Assigned task »
In the records, find every line with the word "value" and copy it out.

Data extract »
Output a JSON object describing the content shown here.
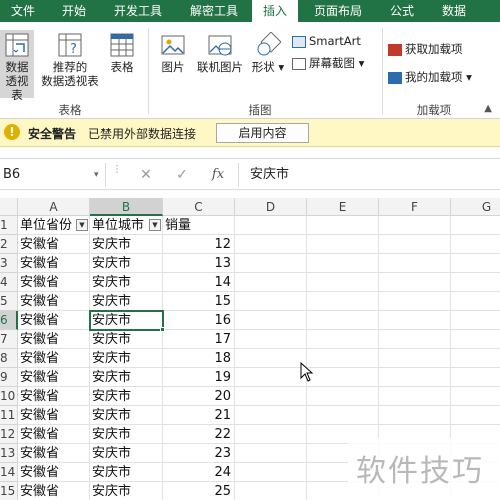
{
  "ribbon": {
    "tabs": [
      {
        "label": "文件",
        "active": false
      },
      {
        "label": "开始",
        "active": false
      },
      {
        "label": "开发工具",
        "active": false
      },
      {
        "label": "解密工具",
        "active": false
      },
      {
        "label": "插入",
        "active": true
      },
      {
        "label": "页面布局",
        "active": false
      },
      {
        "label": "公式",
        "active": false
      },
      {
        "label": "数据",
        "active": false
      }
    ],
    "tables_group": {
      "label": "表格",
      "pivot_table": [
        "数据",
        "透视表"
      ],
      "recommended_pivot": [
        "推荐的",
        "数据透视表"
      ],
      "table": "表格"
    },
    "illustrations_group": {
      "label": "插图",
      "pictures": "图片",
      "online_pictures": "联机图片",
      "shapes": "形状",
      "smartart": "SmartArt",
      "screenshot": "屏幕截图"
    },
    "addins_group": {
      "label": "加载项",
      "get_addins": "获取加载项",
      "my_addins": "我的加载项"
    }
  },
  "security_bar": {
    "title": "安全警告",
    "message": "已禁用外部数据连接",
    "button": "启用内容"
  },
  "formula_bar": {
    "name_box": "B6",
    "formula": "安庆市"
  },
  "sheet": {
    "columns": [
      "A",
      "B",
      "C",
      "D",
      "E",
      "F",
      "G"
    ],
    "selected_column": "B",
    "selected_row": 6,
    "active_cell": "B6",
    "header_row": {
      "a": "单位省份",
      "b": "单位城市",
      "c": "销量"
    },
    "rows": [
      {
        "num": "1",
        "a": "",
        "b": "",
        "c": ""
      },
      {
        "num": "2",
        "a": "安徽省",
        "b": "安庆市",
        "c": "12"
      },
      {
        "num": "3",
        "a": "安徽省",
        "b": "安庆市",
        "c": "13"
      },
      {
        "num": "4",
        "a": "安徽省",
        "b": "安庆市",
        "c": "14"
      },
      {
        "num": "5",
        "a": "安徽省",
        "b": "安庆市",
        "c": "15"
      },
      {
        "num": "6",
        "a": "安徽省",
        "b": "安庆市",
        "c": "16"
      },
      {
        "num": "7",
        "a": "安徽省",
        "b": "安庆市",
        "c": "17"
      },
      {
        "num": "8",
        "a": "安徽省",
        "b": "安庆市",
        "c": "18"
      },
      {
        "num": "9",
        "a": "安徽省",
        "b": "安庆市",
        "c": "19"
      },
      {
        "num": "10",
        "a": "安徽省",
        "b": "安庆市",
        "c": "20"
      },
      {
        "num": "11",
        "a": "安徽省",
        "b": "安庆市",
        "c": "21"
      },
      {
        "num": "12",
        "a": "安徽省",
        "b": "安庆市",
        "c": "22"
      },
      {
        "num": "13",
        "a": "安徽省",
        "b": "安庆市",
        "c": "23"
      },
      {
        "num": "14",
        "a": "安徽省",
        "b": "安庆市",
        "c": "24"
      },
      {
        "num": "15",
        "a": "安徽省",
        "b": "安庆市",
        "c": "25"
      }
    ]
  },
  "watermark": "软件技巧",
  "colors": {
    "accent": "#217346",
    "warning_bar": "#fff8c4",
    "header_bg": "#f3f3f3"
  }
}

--

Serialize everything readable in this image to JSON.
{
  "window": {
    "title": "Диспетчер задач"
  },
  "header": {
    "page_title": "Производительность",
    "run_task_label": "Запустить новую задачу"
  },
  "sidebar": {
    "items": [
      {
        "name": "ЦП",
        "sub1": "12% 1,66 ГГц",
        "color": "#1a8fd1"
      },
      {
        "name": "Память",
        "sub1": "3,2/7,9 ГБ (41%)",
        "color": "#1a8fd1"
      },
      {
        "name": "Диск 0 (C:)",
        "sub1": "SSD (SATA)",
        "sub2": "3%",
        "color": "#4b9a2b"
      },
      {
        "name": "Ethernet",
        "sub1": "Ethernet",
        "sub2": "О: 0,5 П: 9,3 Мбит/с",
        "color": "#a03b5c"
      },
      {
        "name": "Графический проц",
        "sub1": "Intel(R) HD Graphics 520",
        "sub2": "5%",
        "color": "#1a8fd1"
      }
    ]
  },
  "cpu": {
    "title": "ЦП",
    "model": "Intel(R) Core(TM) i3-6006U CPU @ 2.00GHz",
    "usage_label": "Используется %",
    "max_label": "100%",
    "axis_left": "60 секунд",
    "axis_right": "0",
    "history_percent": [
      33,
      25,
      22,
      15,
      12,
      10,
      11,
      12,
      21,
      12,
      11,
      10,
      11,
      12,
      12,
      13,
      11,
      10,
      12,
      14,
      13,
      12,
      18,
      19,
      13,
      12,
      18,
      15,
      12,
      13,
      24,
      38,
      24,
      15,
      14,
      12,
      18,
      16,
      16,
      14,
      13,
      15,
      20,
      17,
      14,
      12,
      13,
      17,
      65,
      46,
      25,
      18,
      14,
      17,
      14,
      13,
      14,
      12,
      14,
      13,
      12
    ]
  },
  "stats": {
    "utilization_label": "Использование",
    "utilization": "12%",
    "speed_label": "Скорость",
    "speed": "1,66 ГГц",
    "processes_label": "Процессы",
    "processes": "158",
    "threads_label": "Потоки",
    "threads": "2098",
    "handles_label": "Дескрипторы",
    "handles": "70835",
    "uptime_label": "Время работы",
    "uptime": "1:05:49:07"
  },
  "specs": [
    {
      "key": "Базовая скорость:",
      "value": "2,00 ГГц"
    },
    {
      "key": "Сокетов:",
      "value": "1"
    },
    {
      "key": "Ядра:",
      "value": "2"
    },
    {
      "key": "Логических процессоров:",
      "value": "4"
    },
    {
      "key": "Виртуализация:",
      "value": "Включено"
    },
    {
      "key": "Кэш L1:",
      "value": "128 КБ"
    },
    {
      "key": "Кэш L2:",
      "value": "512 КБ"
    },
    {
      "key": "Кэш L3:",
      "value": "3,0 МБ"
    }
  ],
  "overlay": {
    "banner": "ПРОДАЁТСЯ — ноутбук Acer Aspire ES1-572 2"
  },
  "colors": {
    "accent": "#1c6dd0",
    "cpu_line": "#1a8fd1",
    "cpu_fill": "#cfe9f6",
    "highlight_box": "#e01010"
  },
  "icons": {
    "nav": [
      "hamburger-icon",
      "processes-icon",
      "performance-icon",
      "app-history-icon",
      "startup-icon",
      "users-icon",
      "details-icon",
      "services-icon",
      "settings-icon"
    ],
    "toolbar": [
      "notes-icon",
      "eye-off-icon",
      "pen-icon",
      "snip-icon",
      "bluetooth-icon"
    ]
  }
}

Response to the exercise »
      "value": "2,00 ГГц"
      "value": "1"
      "value": "2"
      "value": "4"
      "value": "Включено"
      "value": "128 КБ"
      "value": "512 КБ"
      "value": "3,0 МБ"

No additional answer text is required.